[I7] Restarting the parser from an activity

Here’s my situation:

The player is providing an instruction to a character present. The game tries to disambiguate among options, and as a result, the next command entered fails.

By turning on actions, I can see that ANSWER intercepted the second action, as follows:

This is confusing the heck out of my playtesters, and I don’t blame them. :frowning:

What I want to do is something like this:

[code]Parser-restarted is a truth state that varies.

An every turn rule:
now parser-restarted is false.

Before answering someone (called the target person) that:
if parser-restarted is false:
restart the parser; <-- Of course, this is the problem.
now parser restarted is true.[/code]

And then the behavior would be:

I found “after reading a command”, and tried an alternate solution - to store the player’s command each turn, then analyze it to figure out whether last turn’s snippet is included in the new command. Initial tests didn’t work out, though, because my code reported the last command matching no matter what (code below).

[code]The last command is a snippet that varies.

After reading a command:
if the player’s command is the last command:
dm “This was the same as your last command.”;
now the last command is the player’s command.[/code]

So I turn to the more-expert-than-me experts! How do I get around this problem?

Ouch. This of course (“of course”) occurs because the parser is pasting the commands together, producing “frog, drink frog, drink water”.

What confuses me here is that the parser is supposed to handle this case. There’s a comment:

    ! Look for a comma, and interpret this as a fresh conversation command
    ! if so:

I will have to run some tests and see why that isn’t tripping.

As for your final question, snippets are transitory – they are a pointer to the command buffer, so saving one between commands doesn’t work. This works:

The last command is an indexed text that varies.

After reading a command:
	if the player's command matches the text last command, case insensitively:
		say "This was the same as your last command.";
	now the last command is the player's command.

You’ll need to tune this further to get the result you want. For example, the first turn always triggers the message, because last command starts as “” and that’s always a subset of the player’s command. Also, any single-letter command (“i”, “n”) has a good chance of being a subset of the following command. But this demonstrates the mechanism.

One way to fine-tune that might be to set a flag when asking which do you mean, so that the after reading a command rule runs only when the player is typing a response to a which do you mean question.

I have encountered this in 6/11 as well. The following exchange fails as well:

paul, take
What do you want Paul to take?

east

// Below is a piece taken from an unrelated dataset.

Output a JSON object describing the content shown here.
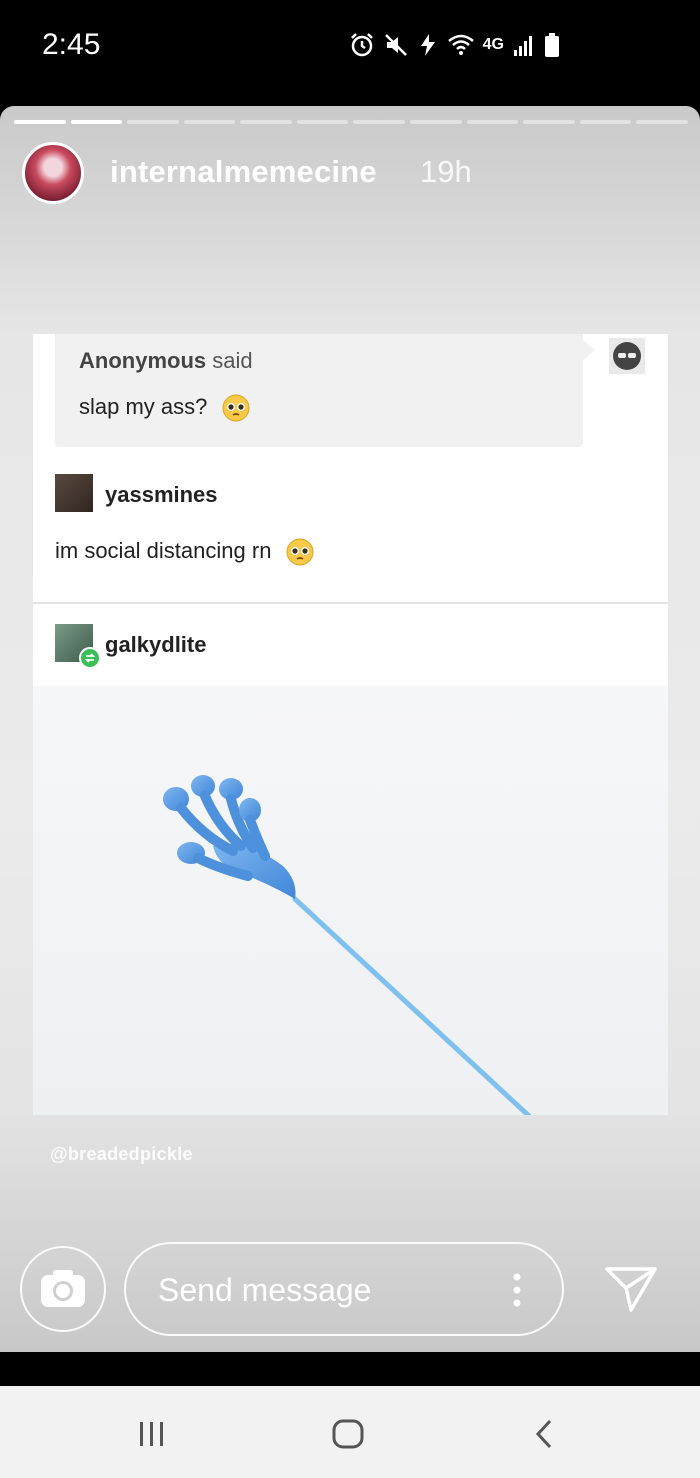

The library produces nothing in reply to the “east” command.

Unfortunately, another bug in Inform means that the “after reading a command” rules don’t run after disambiguating an incomplete command like “EXAMINE” or “FROG, DRINK” (something which I ran up against in my own WIP recently).

Example:

[spoiler][code]Lab is a room.

A red ball and a blue ball are things in Lab.

The rat is an animal in Lab.

Persuasion rule for asking the rat to try doing something:
persuasion succeeds.

After reading a command:
say “(I just read a command! It was '[the player’s command][quotation mark]!)[command clarification break]”.

Test me with “x ball / red / x ball / get blue ball / drop ball / x / blue / x / get red ball / drop red ball / rat, get ball / red / rat, drop red ball / rat, get / red”.[/code][/spoiler]

There’s definitely a parser bug. The disambiguation behavior for a “What do you want to get?” question is not as smart as that for a “Which do you mean, …?” question. Filed bug inform7.com/mantis/view.php?id=1134.

(Why are they different? No good reason. They’re handled at two different places in the code, and one of the places was upgraded with some smarter behavior while the other was not. Looks like this happened way back in the I6 era.)

Thanks for the help, Zarf and everyone. And yikes on the bug discovery - I was really hoping this was just something beyond my experience. Well, so it goes.

I came across a similar problem with disambiguation here and have since cooked up a small extension that might help out. This will allow you to bypass disambiguation whenever you need to, like so.

After asking which do you mean (this is the bypass disambiguation rule): if (whatever), bypass disambiguation.

You will need to use an “after asking which do you mean” rule in order to bypass disambiguation. However once set up, it should work quite nicely.

Hope this helps.
Bypass Disambiguation.i7x (11.4 KB)

Interesting - thank you!

Bumped for extension awesomeness. I hope/am 90+% sure this is kosher?

Because it seems to work great for me so far in basic cases! I’m using it to hide disambiguation while hinting.